Forests are a safe investment. According to studies, the long-term real return on investment is 3–4 per cent and varies only a little. A forest as an investment can be compared with a buy-to-let home. Fixed assets are traditionally seen as a hedge against inflation, but compared to homes, managing and maintaining forest property is more straightforward and cost-effective. A forest is usually a long-term investment. When the investment horizon of a stock investor is 5–10 years, for example, a forest owner looks at things over a period of at least 10 to 20 years.
The expected return of forest land can be improved through forest management, correctly timed logging and forest improvement measures such as fertiliser. The return may vary due to changes in timber prices, restrictions on commercial use and forest damage. However, risks of damage can be mitigated with insurance.

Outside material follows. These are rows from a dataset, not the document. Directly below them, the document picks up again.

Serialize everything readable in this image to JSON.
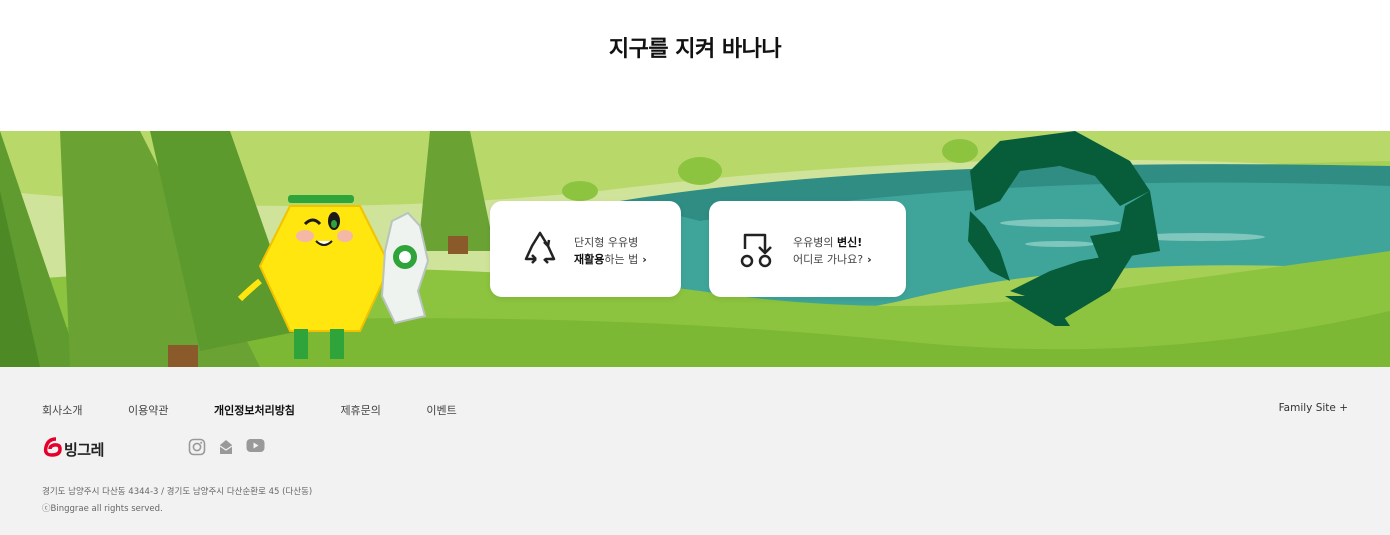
{
  "page": {
    "title": "지구를 지켜 바나나"
  },
  "cards": [
    {
      "line1": "단지형 우유병",
      "line2_bold": "재활용",
      "line2_rest": "하는 법",
      "icon": "recycle-icon"
    },
    {
      "line1_pre": "우유병의 ",
      "line1_bold": "변신!",
      "line2": "어디로 가나요?",
      "icon": "bottle-transform-icon"
    }
  ],
  "footer": {
    "nav": [
      "회사소개",
      "이용약관",
      "개인정보처리방침",
      "제휴문의",
      "이벤트"
    ],
    "family_site": "Family Site +",
    "logo_text": "빙그레",
    "social": [
      "instagram-icon",
      "mail-icon",
      "youtube-icon"
    ],
    "address": "경기도 남양주시 다산동 4344-3 / 경기도 남양주시 다산순환로 45 (다산동)",
    "copyright": "ⓒBinggrae all rights served."
  },
  "colors": {
    "grass": "#8cc43f",
    "water": "#3fa59a",
    "recycle": "#075c3a",
    "footer_bg": "#f2f2f2"
  }
}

Purchasing a forest from the market
In recent years, forest estates have been in exceptionally high demand, with sales prices frequently rising above the forestry value. At the same time, supply has also increased. As a buyer, it's a good idea to consider what price level is suitable for your finances. Essential factors for determining a forest estate’s value include location, logging potential, soil quality and accessibility.
Selling a forest to the next generation
Selling is the most tax-efficient way of passing a forest property on to the next generation. In a sales transaction between two close relatives, the seller can be exempt from taxes on capital gains. The successor is entitled to a forest deduction in timber sales tax, which reduces the tax on timber sales proceeds. If the forest's logging potential is significant, you can in many cases use the income from timber sales to repay your loan.